By: Lacy Hilliard
Freelance Writer/Photograher

Old-Time music rang out in the ‘hollers’ of Laurel Bloomery once again for the 89th annual Old-Time Fiddlers Convention. The Old Mill Music Park in Laurel Bloomery has been hosting the convention for the past 16 years, ever since it moved from its original home in Mountain City. The property owner, Jackie Warden, has graciously welcomed Old-Time fans from near and far for all these years in part as an effort to continue what was originally her late husbands passion.
Jackie’s late husband, Douglas Warden was an Old-Time aficionado having played bass with the likes of Clint Howard and Doc Watson. He had a true love for the genre and it is this love and the happiness the event brings to all those in attendance that inspires his wife to continue the convention to present day.
The 89th Annual Old-Time Fiddlers Convention began on a bit of a somber note. The loss of Jack Richardson, who has acted as emcee for the event for several years, was felt profoundly. To pay respect to his memory, a short service was held before the convention began and the 89th annual convention was dedicated to his name. “Jack will be dearly missed. He was a big part of the fiddlers convention and his memory will certainly not be forgotten,” said Jackie Warden of her beloved emcee.

The Old Time Fiddlers Convention caters only to the genre for which it was named. To the untrained ear, old-time music is sometimes mistaken for its similar cousin, bluegrass. But to those in the know, the differences are unmistakable. The differing characteristics are often joked about, like in a blog post by Peter Feldmann posted to bluegrasswest.com, where Feldmann jokes that “Old-time guitarists stash extra picks under a rubber band around the top of the peghead. Bluegrass guitarists would never cover any part of the peghead that might obscure the gilded label of their $3,000 guitar.” Though the two genres seem to possess a good natured rivalry, the most accurate definition of the differences between the two is that the old-time genre pays homage only to the roots for which it was borne without the obscurity of modern interpretations. The stories told in old-time tunes are as old as the earliest American settlers and the genre is often hailed as the earliest form of traditional North American music.

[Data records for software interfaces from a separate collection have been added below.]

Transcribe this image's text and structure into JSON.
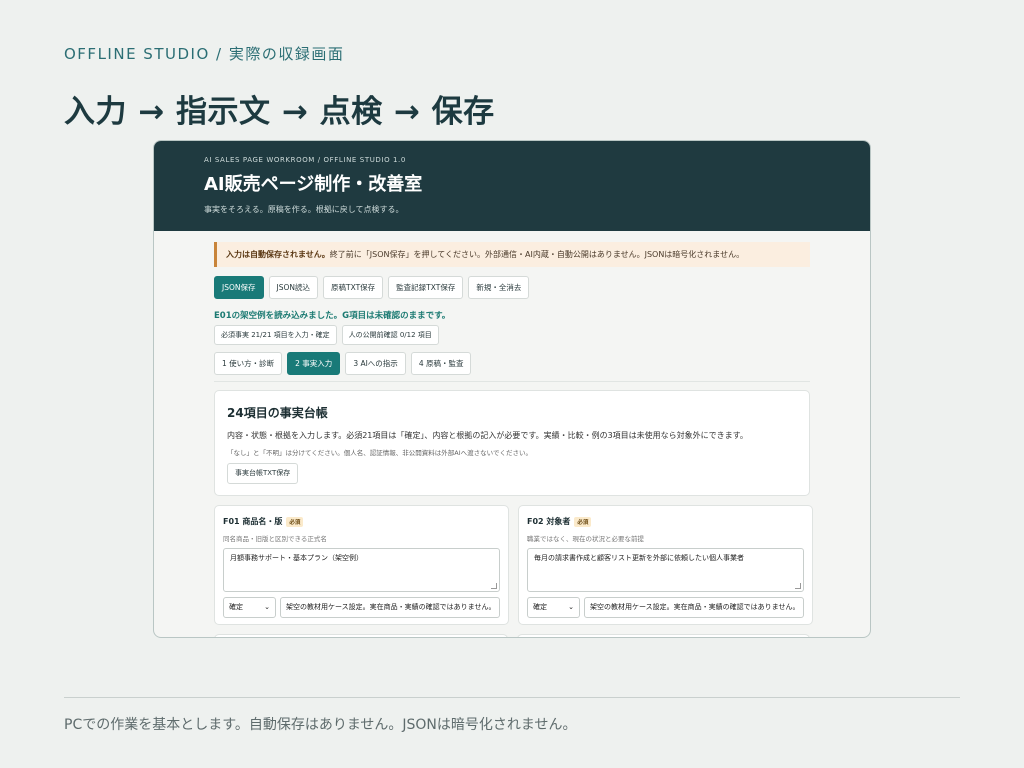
{
  "slide": {
    "kicker": "OFFLINE STUDIO / 実際の収録画面",
    "headline": "入力 → 指示文 → 点検 → 保存",
    "footer": "PCでの作業を基本とします。自動保存はありません。JSONは暗号化されません。"
  },
  "app": {
    "kicker": "AI SALES PAGE WORKROOM / OFFLINE STUDIO 1.0",
    "title": "AI販売ページ制作・改善室",
    "subtitle": "事実をそろえる。原稿を作る。根拠に戻して点検する。",
    "notice": {
      "bold": "入力は自動保存されません。",
      "text": "終了前に「JSON保存」を押してください。外部通信・AI内蔵・自動公開はありません。JSONは暗号化されません。"
    },
    "actions": [
      "JSON保存",
      "JSON読込",
      "原稿TXT保存",
      "監査記録TXT保存",
      "新規・全消去"
    ],
    "status": "E01の架空例を読み込みました。G項目は未確認のままです。",
    "chips": [
      "必須事実 21/21 項目を入力・確定",
      "人の公開前確認 0/12 項目"
    ],
    "tabs": [
      "1 使い方・診断",
      "2 事実入力",
      "3 AIへの指示",
      "4 原稿・監査"
    ],
    "active_tab": "2 事実入力",
    "ledger": {
      "title": "24項目の事実台帳",
      "desc": "内容・状態・根拠を入力します。必須21項目は「確定」、内容と根拠の記入が必要です。実績・比較・例の3項目は未使用なら対象外にできます。",
      "note": "「なし」と「不明」は分けてください。個人名、認証情報、非公開資料は外部AIへ渡さないでください。",
      "button": "事実台帳TXT保存"
    },
    "fields": [
      {
        "label": "F01 商品名・版",
        "badge": "必須",
        "help": "同名商品・旧版と区別できる正式名",
        "value": "月額事務サポート・基本プラン（架空例）",
        "state": "確定",
        "basis": "架空の教材用ケース設定。実在商品・実績の確認ではありません。"
      },
      {
        "label": "F02 対象者",
        "badge": "必須",
        "help": "職業ではなく、現在の状況と必要な前提",
        "value": "毎月の請求書作成と顧客リスト更新を外部に依頼したい個人事業者",
        "state": "確定",
        "basis": "架空の教材用ケース設定。実在商品・実績の確認ではありません。"
      }
    ]
  }
}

To read the entire article, pick up a copy of this week's Tomahawk.